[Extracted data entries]
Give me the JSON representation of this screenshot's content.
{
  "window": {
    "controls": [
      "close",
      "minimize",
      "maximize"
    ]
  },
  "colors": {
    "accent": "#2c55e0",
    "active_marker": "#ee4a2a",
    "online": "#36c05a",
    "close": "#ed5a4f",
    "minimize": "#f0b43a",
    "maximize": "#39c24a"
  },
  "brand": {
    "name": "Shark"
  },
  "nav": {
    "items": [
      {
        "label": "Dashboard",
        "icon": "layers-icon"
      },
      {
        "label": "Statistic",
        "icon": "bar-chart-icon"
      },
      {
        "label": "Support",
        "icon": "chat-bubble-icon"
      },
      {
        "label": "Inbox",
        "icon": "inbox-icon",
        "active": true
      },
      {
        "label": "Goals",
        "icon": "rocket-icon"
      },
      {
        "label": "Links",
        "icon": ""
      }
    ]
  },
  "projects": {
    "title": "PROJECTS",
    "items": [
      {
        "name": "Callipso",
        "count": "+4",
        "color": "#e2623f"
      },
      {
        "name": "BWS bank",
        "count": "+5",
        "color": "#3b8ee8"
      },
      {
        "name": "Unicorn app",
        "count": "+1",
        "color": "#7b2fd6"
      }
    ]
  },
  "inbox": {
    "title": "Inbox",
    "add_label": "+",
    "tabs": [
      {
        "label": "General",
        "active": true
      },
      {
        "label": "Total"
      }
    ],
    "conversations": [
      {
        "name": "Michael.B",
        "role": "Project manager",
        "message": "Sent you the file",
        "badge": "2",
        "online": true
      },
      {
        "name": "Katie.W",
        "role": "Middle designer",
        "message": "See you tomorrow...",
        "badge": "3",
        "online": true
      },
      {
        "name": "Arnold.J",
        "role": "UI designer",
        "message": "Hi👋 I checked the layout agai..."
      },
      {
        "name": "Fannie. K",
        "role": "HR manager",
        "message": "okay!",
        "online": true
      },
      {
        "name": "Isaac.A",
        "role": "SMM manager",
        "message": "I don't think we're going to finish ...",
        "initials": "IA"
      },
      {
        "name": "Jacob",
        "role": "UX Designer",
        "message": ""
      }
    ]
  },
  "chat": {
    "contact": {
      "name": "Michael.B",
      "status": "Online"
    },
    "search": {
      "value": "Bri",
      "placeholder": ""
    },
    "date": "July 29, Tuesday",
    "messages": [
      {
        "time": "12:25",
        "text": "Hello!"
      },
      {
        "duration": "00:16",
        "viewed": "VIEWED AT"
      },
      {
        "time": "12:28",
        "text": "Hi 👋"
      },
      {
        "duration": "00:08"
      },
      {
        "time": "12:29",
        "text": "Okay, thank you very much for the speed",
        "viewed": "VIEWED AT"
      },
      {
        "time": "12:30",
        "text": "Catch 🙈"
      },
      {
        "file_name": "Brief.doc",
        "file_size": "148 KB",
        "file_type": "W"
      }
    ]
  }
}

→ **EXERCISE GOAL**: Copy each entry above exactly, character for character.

→ **ANSWER TO THE PROBLEM**:
Give me the JSON representation of this screenshot's content.
{
  "window": {
    "controls": [
      "close",
      "minimize",
      "maximize"
    ]
  },
  "colors": {
    "accent": "#2c55e0",
    "active_marker": "#ee4a2a",
    "online": "#36c05a",
    "close": "#ed5a4f",
    "minimize": "#f0b43a",
    "maximize": "#39c24a"
  },
  "brand": {
    "name": "Shark"
  },
  "nav": {
    "items": [
      {
        "label": "Dashboard",
        "icon": "layers-icon"
      },
      {
        "label": "Statistic",
        "icon": "bar-chart-icon"
      },
      {
        "label": "Support",
        "icon": "chat-bubble-icon"
      },
      {
        "label": "Inbox",
        "icon": "inbox-icon",
        "active": true
      },
      {
        "label": "Goals",
        "icon": "rocket-icon"
      },
      {
        "label": "Links",
        "icon": ""
      }
    ]
  },
  "projects": {
    "title": "PROJECTS",
    "items": [
      {
        "name": "Callipso",
        "count": "+4",
        "color": "#e2623f"
      },
      {
        "name": "BWS bank",
        "count": "+5",
        "color": "#3b8ee8"
      },
      {
        "name": "Unicorn app",
        "count": "+1",
        "color": "#7b2fd6"
      }
    ]
  },
  "inbox": {
    "title": "Inbox",
    "add_label": "+",
    "tabs": [
      {
        "label": "General",
        "active": true
      },
      {
        "label": "Total"
      }
    ],
    "conversations": [
      {
        "name": "Michael.B",
        "role": "Project manager",
        "message": "Sent you the file",
        "badge": "2",
        "online": true
      },
      {
        "name": "Katie.W",
        "role": "Middle designer",
        "message": "See you tomorrow...",
        "badge": "3",
        "online": true
      },
      {
        "name": "Arnold.J",
        "role": "UI designer",
        "message": "Hi👋 I checked the layout agai..."
      },
      {
        "name": "Fannie. K",
        "role": "HR manager",
        "message": "okay!",
        "online": true
      },
      {
        "name": "Isaac.A",
        "role": "SMM manager",
        "message": "I don't think we're going to finish ...",
        "initials": "IA"
      },
      {
        "name": "Jacob",
        "role": "UX Designer",
        "message": ""
      }
    ]
  },
  "chat": {
    "contact": {
      "name": "Michael.B",
      "status": "Online"
    },
    "search": {
      "value": "Bri",
      "placeholder": ""
    },
    "date": "July 29, Tuesday",
    "messages": [
      {
        "time": "12:25",
        "text": "Hello!"
      },
      {
        "duration": "00:16",
        "viewed": "VIEWED AT"
      },
      {
        "time": "12:28",
        "text": "Hi 👋"
      },
      {
        "duration": "00:08"
      },
      {
        "time": "12:29",
        "text": "Okay, thank you very much for the speed",
        "viewed": "VIEWED AT"
      },
      {
        "time": "12:30",
        "text": "Catch 🙈"
      },
      {
        "file_name": "Brief.doc",
        "file_size": "148 KB",
        "file_type": "W"
      }
    ]
  }
}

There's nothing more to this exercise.